It pays to protect items that belong to the stager from the hazards of everyday use. All it takes is one small piece of ripe avocado taking a bad bounce and landing square in the middle of the stager’s immaculate white rug, and sellers can kiss their security deposit goodbye.
So, sellers should plan to live like monks. They should try not to walk on the rugs or eat or drink near anything that’s not theirs. They should scrupulously avoid messy activities — and avocados — and protect chair seats with stain-resistant covers that can be whisked off before a showing, shield other furnishing from spills and protect all accessories from accidental bumps.
If something is damaged, however, they should report it immediately. The stager needs to advise whether clean-up should even be attempted.
9. Do not change the dog’s diet or routine.
Even with the best coping skills, sellers are stressed. And their pets (as well as kids) are doubly so. Nothing is as it usually is. And sellers’ little ones are involuntary conscripts in this process.
So, sellers need to keep as much of their routine intact as humanly possible. And, whatever they do, urge them not to try a new dog food while they’re living on someone else’s rugs! (We could say more about this, but we’ll just spare you.)
10. Hire a cleaning service.
The constant wiping, cleaning and tidying soon gets to every seller. If they can afford it, hiring a professional cleaning service to come in on a regular basis is respite care for stressed-out sellers.
You can recommend it. If you’re feeling really generous, you can provide it. You’d be amazed what a memorable and welcome gift that can be.
There might be other items that would be useful in specific circumstances, but these are the top generic survival skills for sellers living in a staged house. So, we hope you’ll pass along these tips for how to survive living in a staged house to all your sellers.
It might help them create lemonade from the enormous lemon that living in a staged house truly is.

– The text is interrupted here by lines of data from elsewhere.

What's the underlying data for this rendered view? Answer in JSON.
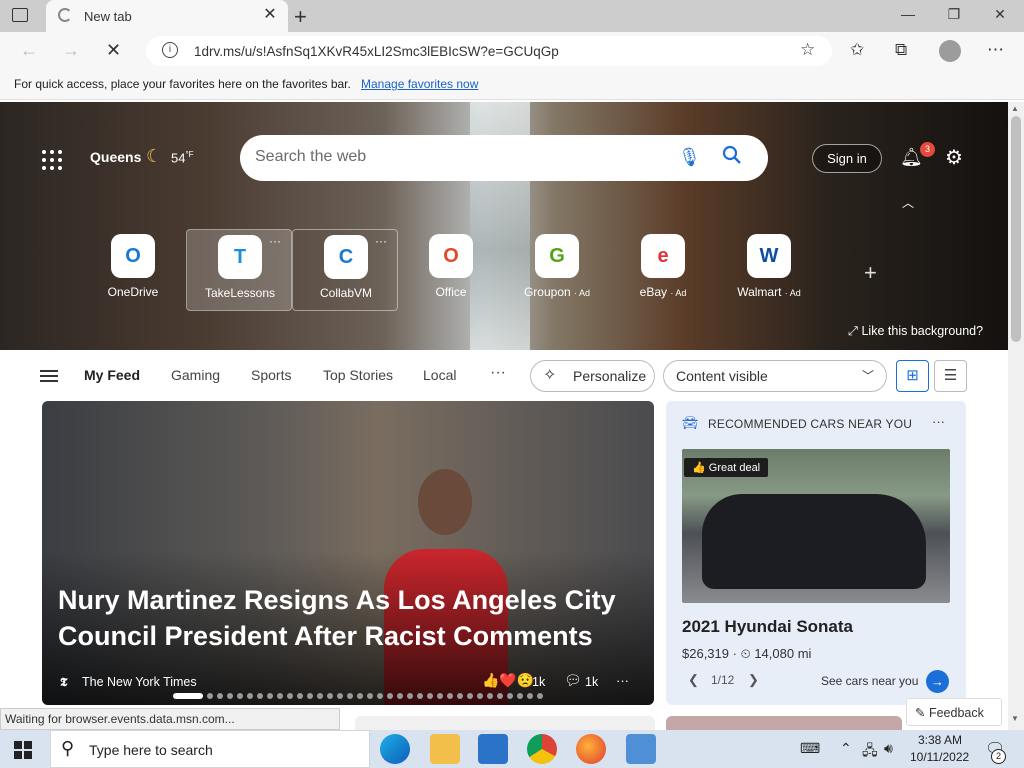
{
  "browser": {
    "tab_title": "New tab",
    "url": "1drv.ms/u/s!AsfnSq1XKvR45xLI2Smc3lEBIcSW?e=GCUqGp",
    "favorites_message": "For quick access, place your favorites here on the favorites bar.",
    "favorites_link": "Manage favorites now",
    "status_text": "Waiting for browser.events.data.msn.com..."
  },
  "hero": {
    "city": "Queens",
    "temperature": "54",
    "unit": "°F",
    "search_placeholder": "Search the web",
    "signin_label": "Sign in",
    "notification_count": "3",
    "like_background": "Like this background?",
    "tiles": [
      {
        "label": "OneDrive",
        "icon": "onedrive-icon",
        "color": "#1a78d4"
      },
      {
        "label": "TakeLessons",
        "icon": "takelessons-icon",
        "color": "#1a8fd8"
      },
      {
        "label": "CollabVM",
        "icon": "collabvm-icon",
        "color": "#1a78d4"
      },
      {
        "label": "Office",
        "icon": "office-icon",
        "color": "#e34a26"
      },
      {
        "label": "Groupon",
        "ad": "· Ad",
        "icon": "groupon-icon",
        "color": "#53a318"
      },
      {
        "label": "eBay",
        "ad": "· Ad",
        "icon": "ebay-icon",
        "color": "#e53238"
      },
      {
        "label": "Walmart",
        "ad": "· Ad",
        "icon": "walmart-icon",
        "color": "#0f4da0"
      }
    ]
  },
  "feed_nav": {
    "tabs": [
      "My Feed",
      "Gaming",
      "Sports",
      "Top Stories",
      "Local"
    ],
    "more": "···",
    "personalize": "Personalize",
    "content_visibility": "Content visible"
  },
  "main_story": {
    "headline": "Nury Martinez Resigns As Los Angeles City Council President After Racist Comments",
    "source_logo": "𝕿",
    "source": "The New York Times",
    "reaction_count": "1k",
    "comment_count": "1k",
    "pager_total": 35,
    "pager_active": 0
  },
  "cars_card": {
    "title": "RECOMMENDED CARS NEAR YOU",
    "badge": "Great deal",
    "car_name": "2021 Hyundai Sonata",
    "price": "$26,319",
    "mileage": "14,080 mi",
    "page": "1/12",
    "cta": "See cars near you"
  },
  "feedback": "Feedback",
  "taskbar": {
    "search_placeholder": "Type here to search",
    "time": "3:38 AM",
    "date": "10/11/2022",
    "notification_count": "2"
  }
}
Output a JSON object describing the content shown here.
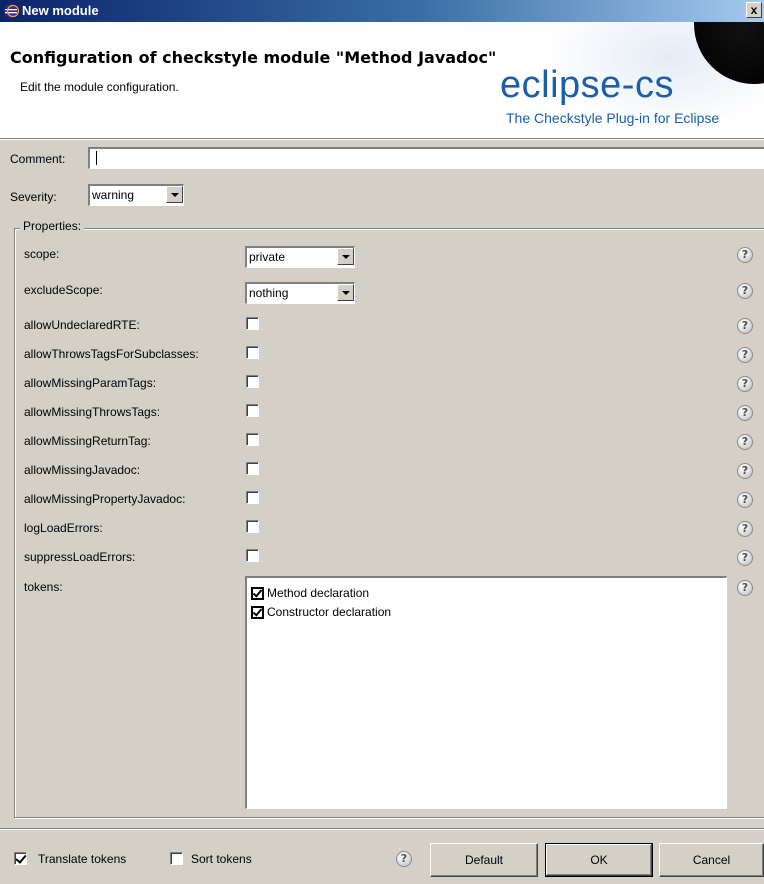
{
  "window": {
    "title": "New module",
    "close_glyph": "x"
  },
  "header": {
    "heading": "Configuration of checkstyle module \"Method Javadoc\"",
    "subtitle": "Edit the module configuration.",
    "logo_text": "eclipse-cs",
    "tagline": "The Checkstyle Plug-in for Eclipse",
    "logo_color": "#1a5fa8"
  },
  "form": {
    "comment_label": "Comment:",
    "comment_value": "",
    "severity_label": "Severity:",
    "severity_value": "warning"
  },
  "properties": {
    "group_label": "Properties:",
    "rows": [
      {
        "label": "scope:",
        "type": "combo",
        "value": "private"
      },
      {
        "label": "excludeScope:",
        "type": "combo",
        "value": "nothing"
      },
      {
        "label": "allowUndeclaredRTE:",
        "type": "checkbox",
        "checked": false
      },
      {
        "label": "allowThrowsTagsForSubclasses:",
        "type": "checkbox",
        "checked": false
      },
      {
        "label": "allowMissingParamTags:",
        "type": "checkbox",
        "checked": false
      },
      {
        "label": "allowMissingThrowsTags:",
        "type": "checkbox",
        "checked": false
      },
      {
        "label": "allowMissingReturnTag:",
        "type": "checkbox",
        "checked": false
      },
      {
        "label": "allowMissingJavadoc:",
        "type": "checkbox",
        "checked": false
      },
      {
        "label": "allowMissingPropertyJavadoc:",
        "type": "checkbox",
        "checked": false
      },
      {
        "label": "logLoadErrors:",
        "type": "checkbox",
        "checked": false
      },
      {
        "label": "suppressLoadErrors:",
        "type": "checkbox",
        "checked": false
      },
      {
        "label": "tokens:",
        "type": "list"
      }
    ],
    "tokens": [
      {
        "label": "Method declaration",
        "checked": true
      },
      {
        "label": "Constructor declaration",
        "checked": true
      }
    ],
    "help_glyph": "?"
  },
  "footer": {
    "translate_tokens_label": "Translate tokens",
    "translate_tokens_checked": true,
    "sort_tokens_label": "Sort tokens",
    "sort_tokens_checked": false,
    "default_label": "Default",
    "ok_label": "OK",
    "cancel_label": "Cancel"
  }
}
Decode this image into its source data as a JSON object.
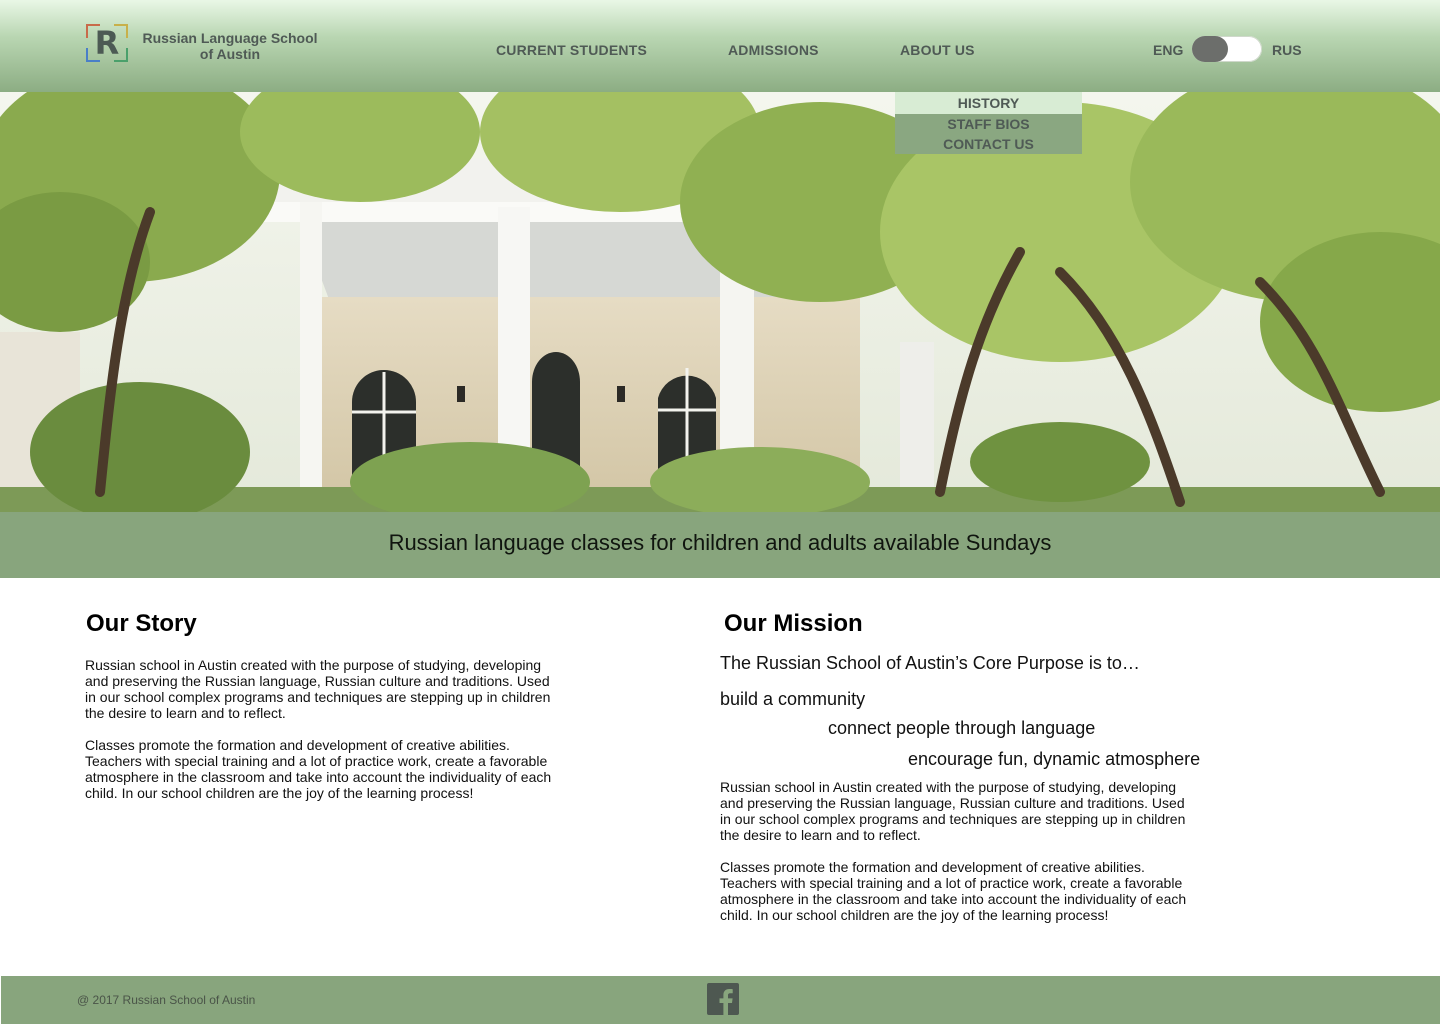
{
  "brand": {
    "logo_letter": "R",
    "name_line1": "Russian Language School",
    "name_line2": "of Austin"
  },
  "nav": {
    "items": [
      "CURRENT STUDENTS",
      "ADMISSIONS",
      "ABOUT US"
    ],
    "dropdown": [
      "HISTORY",
      "STAFF BIOS",
      "CONTACT US"
    ]
  },
  "language": {
    "left": "ENG",
    "right": "RUS",
    "selected": "ENG"
  },
  "banner": {
    "text": "Russian language classes for children and adults available Sundays"
  },
  "story": {
    "title": "Our Story",
    "para1": "Russian school in Austin created with the purpose of studying, developing and preserving the Russian language, Russian culture and traditions. Used in our school complex programs and techniques are stepping up in children the desire to learn and to reflect.",
    "para2": "Classes promote the formation and development of creative abilities. Teachers with special training and a lot of practice work, create a favorable atmosphere in the classroom and take into account the individuality of each child. In our school children are the joy of the learning process!"
  },
  "mission": {
    "title": "Our Mission",
    "intro": "The Russian School of Austin’s Core Purpose is to…",
    "points": [
      "build a community",
      "connect people through language",
      "encourage fun, dynamic atmosphere"
    ],
    "para1": "Russian school in Austin created with the purpose of studying, developing and preserving the Russian language, Russian culture and traditions. Used in our school complex programs and techniques are stepping up in children the desire to learn and to reflect.",
    "para2": "Classes promote the formation and development of creative abilities. Teachers with special training and a lot of practice work, create a favorable atmosphere in the classroom and take into account the individuality of each child. In our school children are the joy of the learning process!"
  },
  "footer": {
    "copyright": "@ 2017 Russian School of Austin",
    "social_icon": "facebook-icon"
  },
  "colors": {
    "header_top": "#e9f7e6",
    "header_bottom": "#8cad83",
    "banner": "#88a57d",
    "dropdown": "#8aa781",
    "dropdown_active": "#d8ecd4",
    "nav_text": "#4f5a55"
  }
}
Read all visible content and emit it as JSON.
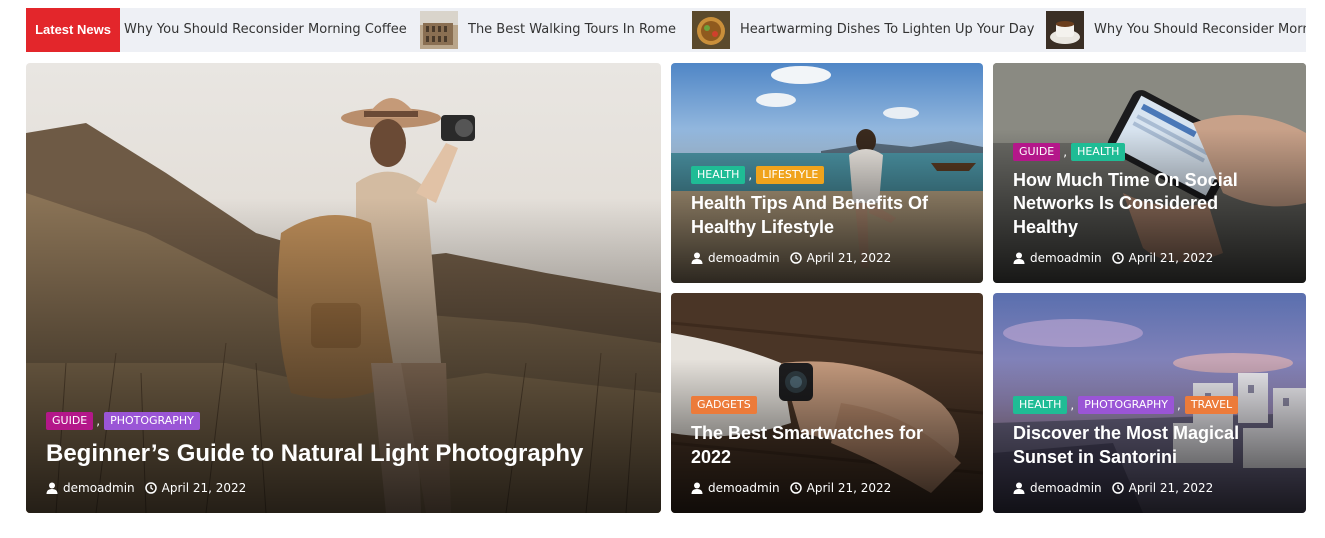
{
  "ticker": {
    "label": "Latest News",
    "items": [
      {
        "title": "Why You Should Reconsider Morning Coffee",
        "thumb": "none"
      },
      {
        "title": "The Best Walking Tours In Rome",
        "thumb": "colosseum"
      },
      {
        "title": "Heartwarming Dishes To Lighten Up Your Day",
        "thumb": "dish"
      },
      {
        "title": "Why You Should Reconsider Morning Coffee",
        "thumb": "coffee"
      }
    ]
  },
  "colors": {
    "ticker_label_bg": "#e3262b",
    "guide": "#b4178a",
    "photography": "#9a55d6",
    "health": "#1fbc95",
    "lifestyle": "#f0a31c",
    "gadgets": "#ec7b3a",
    "travel": "#ec7b3a"
  },
  "posts": [
    {
      "categories": [
        "GUIDE",
        "PHOTOGRAPHY"
      ],
      "title": "Beginner’s Guide to Natural Light Photography",
      "author": "demoadmin",
      "date": "April 21, 2022",
      "image": "woman-with-camera-and-backpack"
    },
    {
      "categories": [
        "HEALTH",
        "LIFESTYLE"
      ],
      "title": "Health Tips And Benefits Of Healthy Lifestyle",
      "author": "demoadmin",
      "date": "April 21, 2022",
      "image": "woman-yoga-on-beach"
    },
    {
      "categories": [
        "GUIDE",
        "HEALTH"
      ],
      "title": "How Much Time On Social Networks Is Considered Healthy",
      "author": "demoadmin",
      "date": "April 21, 2022",
      "image": "hand-holding-phone"
    },
    {
      "categories": [
        "GADGETS"
      ],
      "title": "The Best Smartwatches for 2022",
      "author": "demoadmin",
      "date": "April 21, 2022",
      "image": "wrist-smartwatch"
    },
    {
      "categories": [
        "HEALTH",
        "PHOTOGRAPHY",
        "TRAVEL"
      ],
      "title": "Discover the Most Magical Sunset in Santorini",
      "author": "demoadmin",
      "date": "April 21, 2022",
      "image": "santorini-sunset"
    }
  ]
}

Nicole Solari is owner and managing broker of The Solari Group in Solano and Napa Counties in Northern California. Nicole runs one of the highest producing brokerages in all of Northern California.